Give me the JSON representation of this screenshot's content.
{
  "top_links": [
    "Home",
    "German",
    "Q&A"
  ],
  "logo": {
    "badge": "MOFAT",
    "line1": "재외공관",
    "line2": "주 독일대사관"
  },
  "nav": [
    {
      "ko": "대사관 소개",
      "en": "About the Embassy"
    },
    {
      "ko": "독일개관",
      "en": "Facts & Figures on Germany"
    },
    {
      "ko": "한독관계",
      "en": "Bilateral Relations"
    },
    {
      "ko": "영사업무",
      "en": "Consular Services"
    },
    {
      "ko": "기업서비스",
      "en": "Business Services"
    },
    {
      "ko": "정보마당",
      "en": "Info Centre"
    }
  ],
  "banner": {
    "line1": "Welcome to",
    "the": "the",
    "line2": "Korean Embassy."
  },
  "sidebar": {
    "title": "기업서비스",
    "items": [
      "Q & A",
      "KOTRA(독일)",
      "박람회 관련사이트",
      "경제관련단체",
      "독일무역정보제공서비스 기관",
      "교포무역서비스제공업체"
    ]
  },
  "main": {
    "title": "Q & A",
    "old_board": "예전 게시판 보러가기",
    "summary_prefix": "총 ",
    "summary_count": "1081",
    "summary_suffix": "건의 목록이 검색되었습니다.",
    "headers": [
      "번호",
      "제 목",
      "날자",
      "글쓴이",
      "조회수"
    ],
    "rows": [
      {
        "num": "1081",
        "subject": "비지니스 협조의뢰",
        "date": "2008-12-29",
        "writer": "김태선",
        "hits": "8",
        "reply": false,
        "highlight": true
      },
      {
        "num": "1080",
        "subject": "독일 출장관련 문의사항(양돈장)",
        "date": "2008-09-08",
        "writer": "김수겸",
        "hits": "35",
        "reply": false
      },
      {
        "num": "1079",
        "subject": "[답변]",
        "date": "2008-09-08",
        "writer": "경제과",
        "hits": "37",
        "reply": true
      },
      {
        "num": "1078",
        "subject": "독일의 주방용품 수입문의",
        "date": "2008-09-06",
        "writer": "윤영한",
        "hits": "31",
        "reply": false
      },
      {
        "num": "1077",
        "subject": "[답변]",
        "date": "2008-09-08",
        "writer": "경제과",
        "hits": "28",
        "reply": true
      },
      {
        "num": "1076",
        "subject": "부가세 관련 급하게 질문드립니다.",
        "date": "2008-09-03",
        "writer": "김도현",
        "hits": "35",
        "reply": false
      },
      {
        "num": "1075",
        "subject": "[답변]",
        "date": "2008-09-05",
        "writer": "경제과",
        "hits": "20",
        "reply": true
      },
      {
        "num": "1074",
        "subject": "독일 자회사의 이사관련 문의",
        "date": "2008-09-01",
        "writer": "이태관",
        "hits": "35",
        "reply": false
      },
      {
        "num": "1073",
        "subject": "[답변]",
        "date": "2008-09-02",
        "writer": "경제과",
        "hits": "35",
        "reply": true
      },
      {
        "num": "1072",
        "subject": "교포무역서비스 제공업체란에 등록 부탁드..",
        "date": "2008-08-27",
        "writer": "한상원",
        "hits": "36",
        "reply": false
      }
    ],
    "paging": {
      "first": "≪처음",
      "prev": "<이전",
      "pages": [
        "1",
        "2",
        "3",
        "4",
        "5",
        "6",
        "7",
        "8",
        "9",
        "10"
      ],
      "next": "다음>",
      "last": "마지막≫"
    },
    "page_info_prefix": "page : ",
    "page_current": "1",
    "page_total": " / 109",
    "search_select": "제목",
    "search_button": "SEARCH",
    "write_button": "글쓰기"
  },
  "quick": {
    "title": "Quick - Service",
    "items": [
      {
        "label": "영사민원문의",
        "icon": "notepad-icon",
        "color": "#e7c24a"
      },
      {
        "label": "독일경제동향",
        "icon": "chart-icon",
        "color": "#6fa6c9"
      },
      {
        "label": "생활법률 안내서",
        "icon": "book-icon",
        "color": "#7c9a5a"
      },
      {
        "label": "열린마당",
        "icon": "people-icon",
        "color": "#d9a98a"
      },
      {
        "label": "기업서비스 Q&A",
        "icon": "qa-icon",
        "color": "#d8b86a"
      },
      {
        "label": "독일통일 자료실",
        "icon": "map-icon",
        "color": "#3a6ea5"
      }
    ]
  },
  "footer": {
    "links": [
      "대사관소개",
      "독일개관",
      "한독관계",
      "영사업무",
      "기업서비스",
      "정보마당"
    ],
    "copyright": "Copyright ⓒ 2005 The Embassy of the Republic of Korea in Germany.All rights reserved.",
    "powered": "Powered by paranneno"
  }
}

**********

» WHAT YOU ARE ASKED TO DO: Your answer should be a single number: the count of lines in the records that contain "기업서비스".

» ANSWER: 4